Go through the entries below. Copy out every line that contains "interface".

++++ AVAILABLE DATA ++++

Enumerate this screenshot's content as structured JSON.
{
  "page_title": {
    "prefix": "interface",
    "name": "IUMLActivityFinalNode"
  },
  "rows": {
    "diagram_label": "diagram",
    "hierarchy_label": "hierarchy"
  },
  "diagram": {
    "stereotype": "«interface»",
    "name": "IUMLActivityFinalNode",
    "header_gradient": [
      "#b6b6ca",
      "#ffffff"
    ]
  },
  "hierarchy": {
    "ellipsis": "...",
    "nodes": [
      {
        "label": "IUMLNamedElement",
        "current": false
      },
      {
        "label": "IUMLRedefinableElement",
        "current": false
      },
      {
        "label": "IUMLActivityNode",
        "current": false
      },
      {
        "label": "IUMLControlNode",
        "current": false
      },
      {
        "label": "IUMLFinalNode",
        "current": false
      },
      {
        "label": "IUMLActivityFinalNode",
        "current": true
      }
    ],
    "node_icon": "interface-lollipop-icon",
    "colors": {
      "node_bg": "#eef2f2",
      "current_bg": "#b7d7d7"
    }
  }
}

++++

SOLUTION BELOW
    "prefix": "interface",
    "stereotype": "«interface»",
    "node_icon": "interface-lollipop-icon",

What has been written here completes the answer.